#AFC purchase of Nicolas Pépé highlighted clubs’ growing use of stage payments to finance transfers, but there was nothing unusual in this transaction, as most are handled this way. For example, at the end of 2017/18 season, #MUFC had £258m transfer debt, followed by #MCFC £141m.
Note: not all clubs separately show transfer debt in their accounts, but this would represent the lion’s share of Trade Creditors at those that don’t, i.e. #CFC £169m, #LFC £148m, #EFC £88m and #AVFC £27m.
At the same time, clubs also have money paid to them in instalments for players that they have sold. Of those clubs that separate transfer payments in their accounts, at the end of 2017/18 the highest balances were at #MCFC £80m, #AFC £62m, #NUFC £44m and #NCFC £42m.
So the highest net debt on transfer fees at the end of the 2017/18 season was at #MUFC £229m with a large gap to #WatfordFC £88m, #THFC £68m, #MCFC £61m, #CPFC £47m and #LCFC £44m. These debts are on the high side for the clubs outside the Big Six (due to lower revenue coverage).
Unsurprisingly, transfer debt has been rising in line with the higher fees. Since 2013, the increase in gross transfer debt at #MUFC was £225m, followed by #MCFC £121m, #AFC £80m and #THFC £74m. Similarly, Trade Creditors were up £89m and £85m respectively at #CFC and #LFC.
So transfer debt has become increasingly important, not just due to the growth, but also because UEFA’s FFP definition of debt includes a club’s net player transfers balance plus net borrowings (i.e. bank loans, owner loans and finance leases less cash balances).
Of course, debt figures on their own do not necessarily mean a great deal, as other factors come into play, such as the size of the cash balance, e.g. #MUFC had £242m, and also coverage based on revenue/cash generation. Nevertheless, it is worth keeping an eye on this metric.
Missing some Tweet in this thread?
You can try to force a refresh.

Like this thread?
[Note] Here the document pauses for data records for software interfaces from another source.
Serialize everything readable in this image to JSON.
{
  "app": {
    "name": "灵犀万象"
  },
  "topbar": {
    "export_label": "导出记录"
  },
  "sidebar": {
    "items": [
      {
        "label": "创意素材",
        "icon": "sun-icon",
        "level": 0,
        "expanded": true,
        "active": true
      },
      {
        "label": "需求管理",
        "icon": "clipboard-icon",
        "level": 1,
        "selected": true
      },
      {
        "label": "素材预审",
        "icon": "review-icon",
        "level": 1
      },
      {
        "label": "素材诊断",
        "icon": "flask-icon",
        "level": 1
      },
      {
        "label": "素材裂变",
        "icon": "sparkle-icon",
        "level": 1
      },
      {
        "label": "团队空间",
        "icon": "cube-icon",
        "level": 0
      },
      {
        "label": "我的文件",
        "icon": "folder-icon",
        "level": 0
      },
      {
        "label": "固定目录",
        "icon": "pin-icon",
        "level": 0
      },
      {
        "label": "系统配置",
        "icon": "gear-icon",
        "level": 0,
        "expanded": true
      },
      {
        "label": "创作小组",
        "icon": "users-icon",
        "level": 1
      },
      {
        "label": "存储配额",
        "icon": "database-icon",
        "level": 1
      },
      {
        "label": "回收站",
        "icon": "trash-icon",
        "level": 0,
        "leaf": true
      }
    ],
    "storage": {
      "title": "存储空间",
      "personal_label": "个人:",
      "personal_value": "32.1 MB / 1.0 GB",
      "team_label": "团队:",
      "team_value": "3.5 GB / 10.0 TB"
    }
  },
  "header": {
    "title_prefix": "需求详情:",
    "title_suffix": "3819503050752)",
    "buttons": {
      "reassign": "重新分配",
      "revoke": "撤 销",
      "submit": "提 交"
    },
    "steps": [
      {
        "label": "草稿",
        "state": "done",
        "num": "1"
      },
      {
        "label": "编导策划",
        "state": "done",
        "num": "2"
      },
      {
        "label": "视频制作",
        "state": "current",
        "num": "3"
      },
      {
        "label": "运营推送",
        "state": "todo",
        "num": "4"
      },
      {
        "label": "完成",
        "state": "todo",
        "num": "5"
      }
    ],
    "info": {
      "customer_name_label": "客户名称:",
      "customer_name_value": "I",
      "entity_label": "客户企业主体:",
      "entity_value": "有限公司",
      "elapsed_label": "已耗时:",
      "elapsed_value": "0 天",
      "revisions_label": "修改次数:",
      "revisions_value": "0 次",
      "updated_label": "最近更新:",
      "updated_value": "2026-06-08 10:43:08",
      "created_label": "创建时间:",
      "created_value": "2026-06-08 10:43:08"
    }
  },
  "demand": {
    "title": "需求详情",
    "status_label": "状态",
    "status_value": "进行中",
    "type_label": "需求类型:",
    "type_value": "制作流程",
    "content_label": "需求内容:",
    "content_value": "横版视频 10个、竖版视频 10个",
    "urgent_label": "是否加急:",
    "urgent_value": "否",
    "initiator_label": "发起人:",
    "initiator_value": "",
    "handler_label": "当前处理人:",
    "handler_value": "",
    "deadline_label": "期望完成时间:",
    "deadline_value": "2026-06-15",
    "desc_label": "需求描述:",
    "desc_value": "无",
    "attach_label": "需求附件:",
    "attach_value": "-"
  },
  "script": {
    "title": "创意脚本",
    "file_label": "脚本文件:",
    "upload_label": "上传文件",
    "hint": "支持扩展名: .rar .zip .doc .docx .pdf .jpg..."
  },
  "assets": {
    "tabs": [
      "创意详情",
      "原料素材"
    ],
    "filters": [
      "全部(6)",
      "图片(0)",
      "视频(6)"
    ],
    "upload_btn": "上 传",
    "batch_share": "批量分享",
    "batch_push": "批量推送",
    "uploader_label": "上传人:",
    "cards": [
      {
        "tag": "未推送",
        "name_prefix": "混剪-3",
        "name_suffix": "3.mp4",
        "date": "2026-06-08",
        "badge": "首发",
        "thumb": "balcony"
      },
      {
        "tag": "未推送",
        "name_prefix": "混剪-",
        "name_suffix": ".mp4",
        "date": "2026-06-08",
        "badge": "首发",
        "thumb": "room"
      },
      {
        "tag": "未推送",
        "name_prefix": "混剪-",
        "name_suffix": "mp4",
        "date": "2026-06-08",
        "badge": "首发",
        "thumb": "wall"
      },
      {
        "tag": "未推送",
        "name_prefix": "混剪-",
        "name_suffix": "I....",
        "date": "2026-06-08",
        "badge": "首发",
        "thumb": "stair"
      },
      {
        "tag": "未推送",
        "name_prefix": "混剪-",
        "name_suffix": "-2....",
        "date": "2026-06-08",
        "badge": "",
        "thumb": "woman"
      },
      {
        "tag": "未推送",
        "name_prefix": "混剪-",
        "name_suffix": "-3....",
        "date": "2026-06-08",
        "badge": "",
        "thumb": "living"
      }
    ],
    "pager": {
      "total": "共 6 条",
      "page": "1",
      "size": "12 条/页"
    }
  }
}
Get email updates or save it to PDF!

Subscribe to Swiss Ramble
Profile picture

Get real-time email alerts when new unrolls are available from this author!

This content may be removed anytime!

Twitter may remove this content at anytime, convert it as a PDF, save and print for later use!

Try unrolling a thread yourself!

how to unroll video

1) Follow Thread Reader App on Twitter so you can easily mention us!

2) Go to a Twitter thread (series of Tweets by the same owner) and mention us with a keyword "unroll" @threadreaderapp unroll

You can practice here first or read more on our help page!

Follow Us on Twitter!

Did Thread Reader help you today?

Support us! We are indie developers!

This site is made by just three indie developers on a laptop doing marketing, support and development! Read more about the story.

Become a Premium Member ($3.00/month or $30.00/year) and get exclusive features!

Become Premium

Too expensive? Make a small donation by buying us coffee ($5) or help with server cost ($10)

Donate via Paypal Become our Patreon

Thank you for your support!